Extracted records:
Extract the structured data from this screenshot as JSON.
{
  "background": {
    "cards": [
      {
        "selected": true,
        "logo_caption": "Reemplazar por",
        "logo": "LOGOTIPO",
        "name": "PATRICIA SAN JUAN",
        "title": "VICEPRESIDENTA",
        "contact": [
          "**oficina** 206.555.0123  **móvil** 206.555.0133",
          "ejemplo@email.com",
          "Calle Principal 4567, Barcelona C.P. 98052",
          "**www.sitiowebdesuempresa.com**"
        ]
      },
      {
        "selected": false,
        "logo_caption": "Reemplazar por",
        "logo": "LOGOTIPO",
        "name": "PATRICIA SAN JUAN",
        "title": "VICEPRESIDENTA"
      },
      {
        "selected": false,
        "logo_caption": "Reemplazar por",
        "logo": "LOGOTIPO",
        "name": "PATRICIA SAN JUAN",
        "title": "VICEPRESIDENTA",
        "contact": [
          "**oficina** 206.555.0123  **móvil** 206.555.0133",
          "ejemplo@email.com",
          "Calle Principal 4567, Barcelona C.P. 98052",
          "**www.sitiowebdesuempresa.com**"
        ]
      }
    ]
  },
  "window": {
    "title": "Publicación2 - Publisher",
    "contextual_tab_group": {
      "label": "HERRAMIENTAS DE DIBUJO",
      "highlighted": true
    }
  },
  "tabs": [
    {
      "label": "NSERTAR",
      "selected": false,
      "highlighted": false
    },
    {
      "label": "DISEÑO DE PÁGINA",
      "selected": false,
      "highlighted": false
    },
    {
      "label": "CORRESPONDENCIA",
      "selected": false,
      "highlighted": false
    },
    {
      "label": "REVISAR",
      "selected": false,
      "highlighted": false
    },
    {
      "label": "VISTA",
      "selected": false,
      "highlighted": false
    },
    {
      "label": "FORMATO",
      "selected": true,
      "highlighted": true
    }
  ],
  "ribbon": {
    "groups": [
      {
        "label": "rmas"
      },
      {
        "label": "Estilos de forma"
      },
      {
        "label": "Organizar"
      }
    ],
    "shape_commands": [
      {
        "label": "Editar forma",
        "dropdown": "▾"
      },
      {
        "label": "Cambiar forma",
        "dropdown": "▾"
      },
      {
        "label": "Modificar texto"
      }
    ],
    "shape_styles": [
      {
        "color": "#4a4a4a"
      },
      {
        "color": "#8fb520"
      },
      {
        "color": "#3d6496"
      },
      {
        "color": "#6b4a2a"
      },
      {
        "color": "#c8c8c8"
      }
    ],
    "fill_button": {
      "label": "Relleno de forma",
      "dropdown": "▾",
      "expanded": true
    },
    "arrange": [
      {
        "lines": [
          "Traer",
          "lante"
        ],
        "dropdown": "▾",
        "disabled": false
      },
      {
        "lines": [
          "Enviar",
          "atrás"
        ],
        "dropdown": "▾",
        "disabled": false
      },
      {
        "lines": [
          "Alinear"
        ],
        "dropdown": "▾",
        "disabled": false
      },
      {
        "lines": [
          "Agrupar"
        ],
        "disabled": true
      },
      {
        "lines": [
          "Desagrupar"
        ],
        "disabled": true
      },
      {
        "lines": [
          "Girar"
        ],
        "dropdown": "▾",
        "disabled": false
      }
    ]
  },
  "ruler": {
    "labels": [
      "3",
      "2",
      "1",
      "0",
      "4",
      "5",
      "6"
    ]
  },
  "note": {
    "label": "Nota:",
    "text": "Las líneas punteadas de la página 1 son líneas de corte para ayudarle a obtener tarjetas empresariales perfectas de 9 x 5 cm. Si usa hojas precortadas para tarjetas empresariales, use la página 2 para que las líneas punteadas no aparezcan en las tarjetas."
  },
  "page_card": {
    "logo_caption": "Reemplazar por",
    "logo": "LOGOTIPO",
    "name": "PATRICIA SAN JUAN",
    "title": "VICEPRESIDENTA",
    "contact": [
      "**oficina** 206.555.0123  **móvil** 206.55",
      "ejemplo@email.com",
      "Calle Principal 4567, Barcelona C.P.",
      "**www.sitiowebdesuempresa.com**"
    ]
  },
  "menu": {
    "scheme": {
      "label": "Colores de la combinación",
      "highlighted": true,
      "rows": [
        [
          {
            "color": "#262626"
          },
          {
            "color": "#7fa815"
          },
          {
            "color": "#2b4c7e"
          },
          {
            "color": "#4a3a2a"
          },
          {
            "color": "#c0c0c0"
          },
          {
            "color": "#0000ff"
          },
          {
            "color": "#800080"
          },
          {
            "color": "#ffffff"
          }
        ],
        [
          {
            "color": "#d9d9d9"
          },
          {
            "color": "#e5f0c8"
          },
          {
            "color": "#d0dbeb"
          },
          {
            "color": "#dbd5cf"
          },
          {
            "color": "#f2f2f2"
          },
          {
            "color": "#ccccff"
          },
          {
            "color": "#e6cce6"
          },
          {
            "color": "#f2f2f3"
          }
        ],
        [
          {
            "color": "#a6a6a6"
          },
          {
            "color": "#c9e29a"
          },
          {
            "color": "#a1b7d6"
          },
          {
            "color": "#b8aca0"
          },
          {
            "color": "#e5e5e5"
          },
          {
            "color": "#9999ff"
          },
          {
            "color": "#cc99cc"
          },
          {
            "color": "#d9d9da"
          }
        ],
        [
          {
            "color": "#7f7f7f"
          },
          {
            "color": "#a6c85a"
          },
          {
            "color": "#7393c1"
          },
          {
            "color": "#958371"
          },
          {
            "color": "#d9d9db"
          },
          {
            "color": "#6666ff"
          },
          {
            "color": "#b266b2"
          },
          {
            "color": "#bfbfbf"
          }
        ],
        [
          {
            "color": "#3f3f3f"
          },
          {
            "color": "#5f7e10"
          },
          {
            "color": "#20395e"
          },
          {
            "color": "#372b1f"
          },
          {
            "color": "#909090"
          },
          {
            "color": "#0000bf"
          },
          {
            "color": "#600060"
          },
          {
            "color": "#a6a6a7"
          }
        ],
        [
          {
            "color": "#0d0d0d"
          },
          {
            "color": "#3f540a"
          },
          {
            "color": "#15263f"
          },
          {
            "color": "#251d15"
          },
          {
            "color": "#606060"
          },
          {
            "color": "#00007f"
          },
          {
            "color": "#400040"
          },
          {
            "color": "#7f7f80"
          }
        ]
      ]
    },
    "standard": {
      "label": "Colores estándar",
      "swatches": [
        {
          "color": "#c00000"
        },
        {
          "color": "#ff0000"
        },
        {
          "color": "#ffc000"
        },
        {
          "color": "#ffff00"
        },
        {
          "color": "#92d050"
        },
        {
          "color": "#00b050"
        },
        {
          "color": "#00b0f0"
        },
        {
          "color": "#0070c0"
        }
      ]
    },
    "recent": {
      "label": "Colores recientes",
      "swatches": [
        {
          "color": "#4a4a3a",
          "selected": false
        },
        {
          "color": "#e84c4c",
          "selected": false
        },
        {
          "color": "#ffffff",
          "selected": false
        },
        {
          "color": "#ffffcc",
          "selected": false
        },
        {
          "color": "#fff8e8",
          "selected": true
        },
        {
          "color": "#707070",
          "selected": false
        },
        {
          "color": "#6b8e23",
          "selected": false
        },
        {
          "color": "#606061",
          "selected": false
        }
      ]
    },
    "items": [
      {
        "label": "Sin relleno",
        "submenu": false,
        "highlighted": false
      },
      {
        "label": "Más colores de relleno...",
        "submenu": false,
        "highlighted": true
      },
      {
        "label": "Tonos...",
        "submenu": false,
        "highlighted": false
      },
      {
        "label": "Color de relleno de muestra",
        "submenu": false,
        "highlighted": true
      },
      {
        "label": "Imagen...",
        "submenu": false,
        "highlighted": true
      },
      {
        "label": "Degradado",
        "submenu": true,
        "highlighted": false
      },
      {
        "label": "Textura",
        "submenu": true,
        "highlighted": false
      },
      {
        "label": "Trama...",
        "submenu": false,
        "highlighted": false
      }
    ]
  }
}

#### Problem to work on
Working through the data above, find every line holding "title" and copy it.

#### Answer to the problem
        "title": "VICEPRESIDENTA",
        "title": "VICEPRESIDENTA"
        "title": "VICEPRESIDENTA",
    "title": "Publicación2 - Publisher",
    "title": "VICEPRESIDENTA",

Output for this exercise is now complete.